This unprecedented harsh criticism against the United States is likely what sparked Obama’s “scheduling conflict” that might prevent him from meeting with Netanyahu.

After Netanyahu’s shot at Washington in that manner, U.S. Department of State spokeswoman Victoria Nuland retorted that such public spats between the two nations weren’t helpful in solving the Iranian problem. But as Melanie Phillips pointed out, there could hardly be a more public snub than Obama’s refusal to meet with Netanyahu.

This snub is especially strong considering that President Obama is more than happy to host other leaders like Egyptian President Mohammed Morsi, right there in the White House. Now, there is some chance that he will put that off in light of all the problems that we see exploding in the Middle East. But still, what a stark difference between this traditional ally in Israel and some of the others that the White House is quite happy to host.

“Not since its birth six decades ago has Israel been so cast adrift by its closest ally,” Charles Krauthammer wrote for the Washington Post last Friday.

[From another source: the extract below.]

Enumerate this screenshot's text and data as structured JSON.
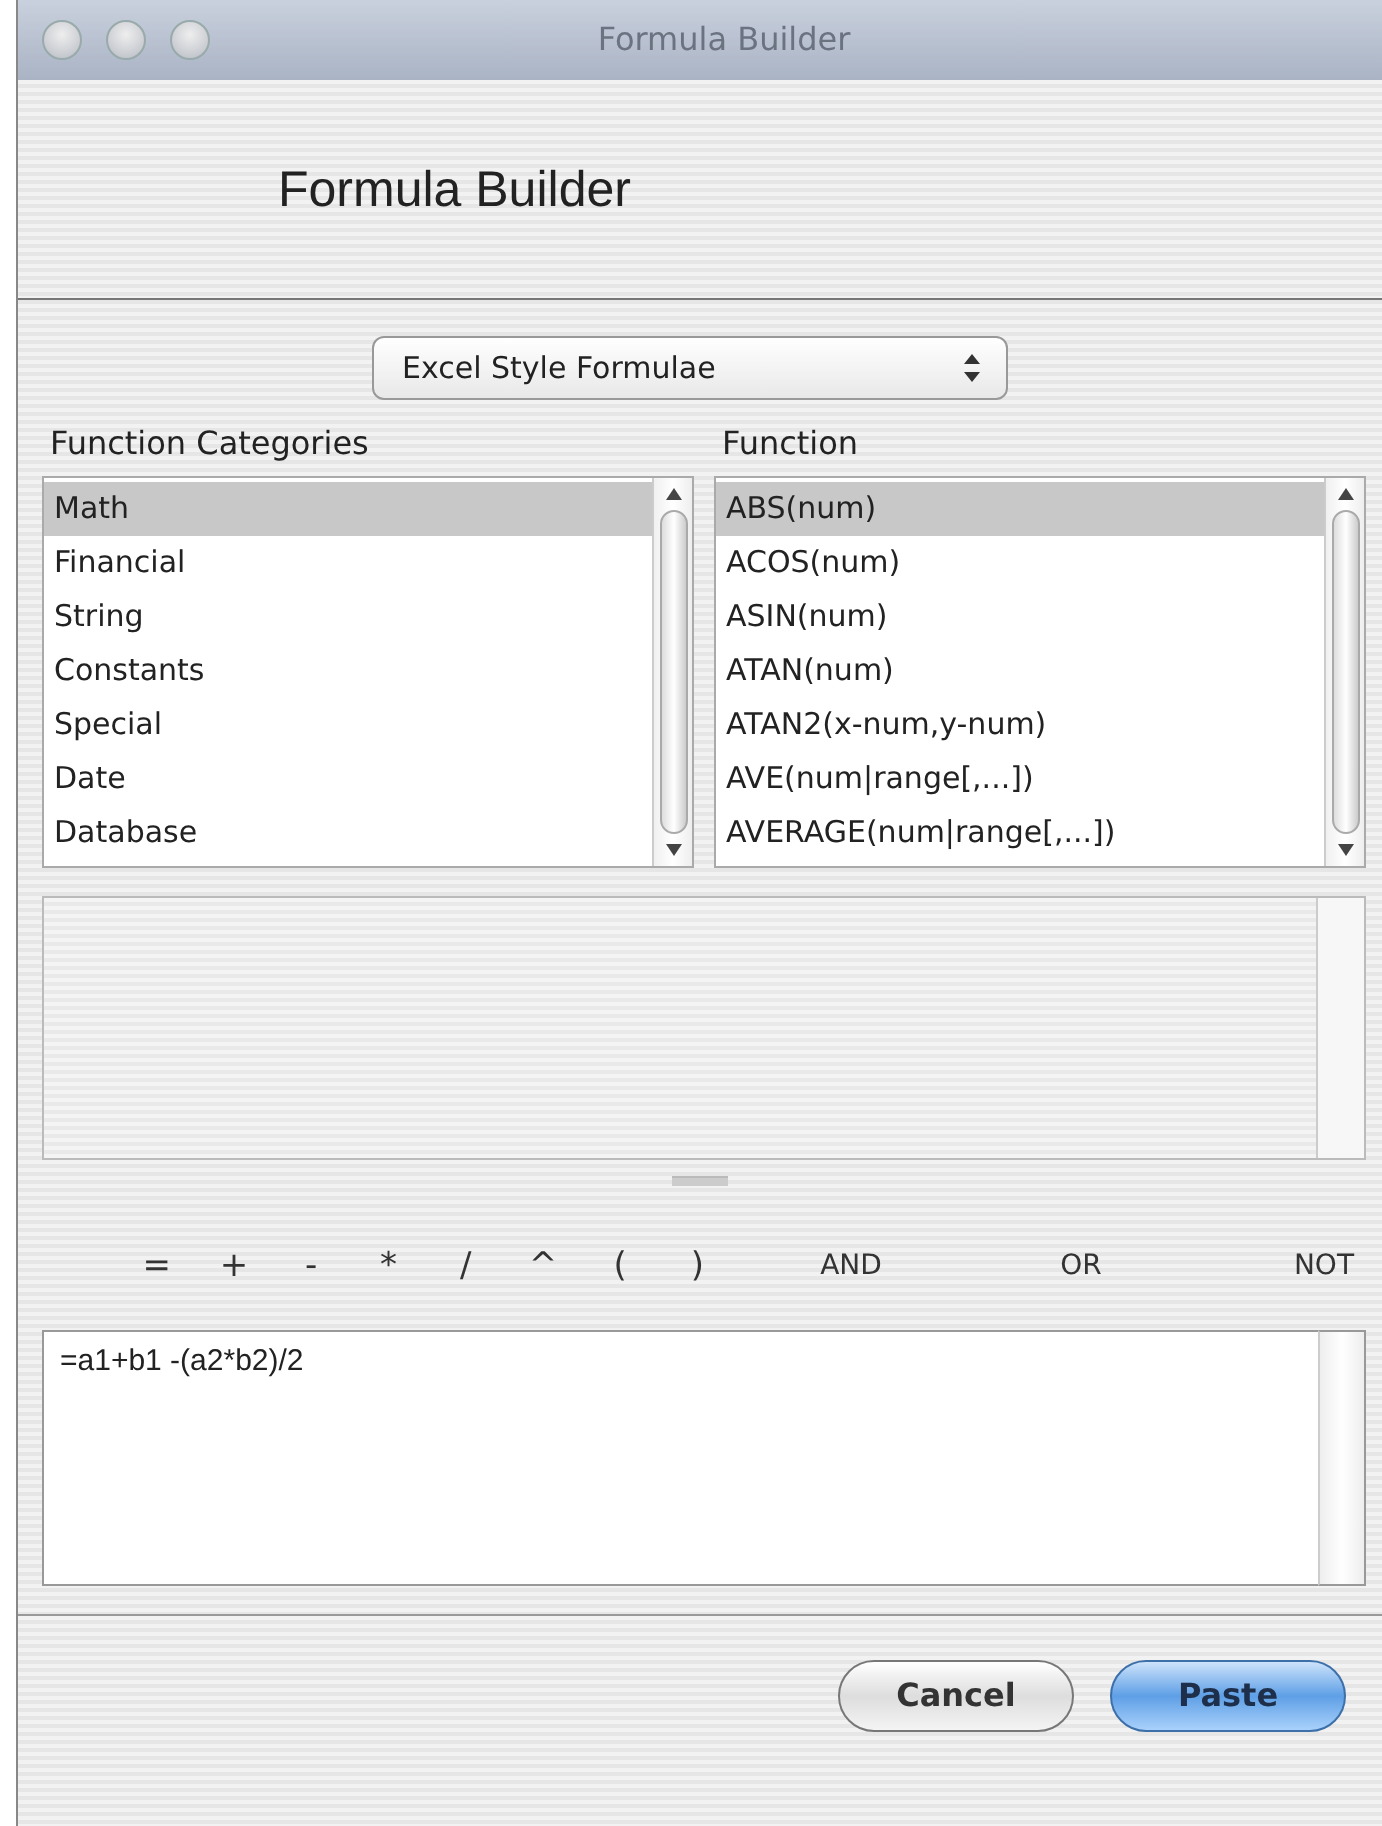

“The Obama policy is a double game: a rhetorical commitment to stopping Iran, yet real-life actions that everyone understands will allow Iran to go nuclear,” he wrote. “Yet at the same time that it does nothing, the administration warns Israel sternly, repeatedly, publicly, even threateningly not to strike the Iranian nuclear program. With zero prospect of his policy succeeding, Obama insists on Israeli inaction, even as Iran races to close the window of opportunity for any successful attack.”